A positive externality of is that is compiles a list of all papers I discussed, including where the ultimately got published. I have put the link in the sidebar and will come back to discuss it sometime soon.


Anonymous said...

It's hard to have something substantial to say about good papers. It's also hard not to repeat the same criticisms that apply to the entire literature on a paper-by-paper basis.

Given this, you might ideally post only once in a while, when you do have something to say, but there's also a feeling of pressure to update often.

I guess one work-around is to pick on bad papers, but no one cares about bad papers from N-tier departments (hint, hint).

Kansan said...

To be honest, you are setting the bar very high. I would not be capable of reading so many paper from so many fields and find something intelligent to say about one every day.

But I agree more should discuss research. How to find the energy of doing this is the problem, our days are already so full. I can barely keep up with reading the blogs.

Christian Zimmermann said...

I share your assessment and command you for all the posts you have produced. Without you, would be missing almost a fourth of its links, according to the statistics I just added! See here.

Add if anybody has suggestions for other blogs to add to the list, please send me an email.

UDADISI said...

Many blogs discuss SSRN papers, which might not be in this data set.

Anonymous said...

SSRN crashes my browser whenever I visit it. I am happy that Economic Logic avoids it.

Christian Zimmermann said...

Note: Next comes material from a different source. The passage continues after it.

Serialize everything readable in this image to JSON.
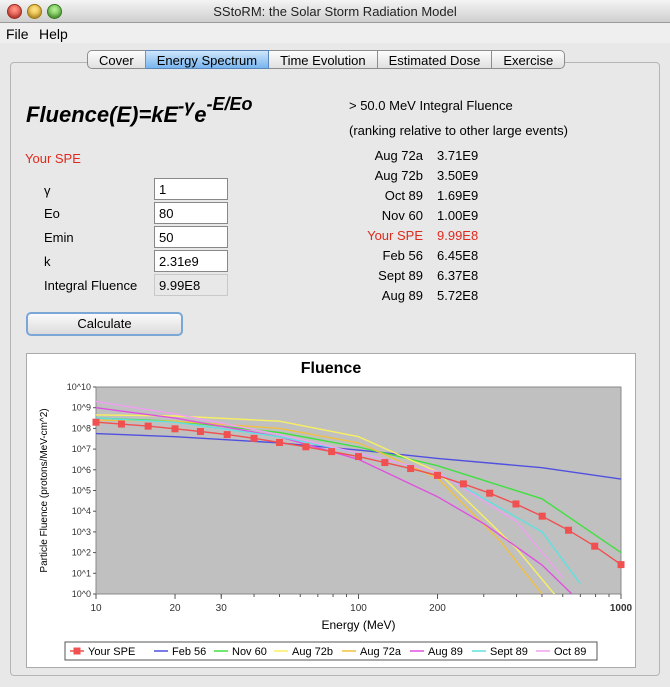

I cannot include blog post links to SSRN for the following reasons. SSRN does not have public metadata that would allow me to validate a link. Also, because SSRN covers more than Economics, I cannot check whether the link is within the scope of Finally, there is no way to find the corresponding item in IDEAS to provide a link back.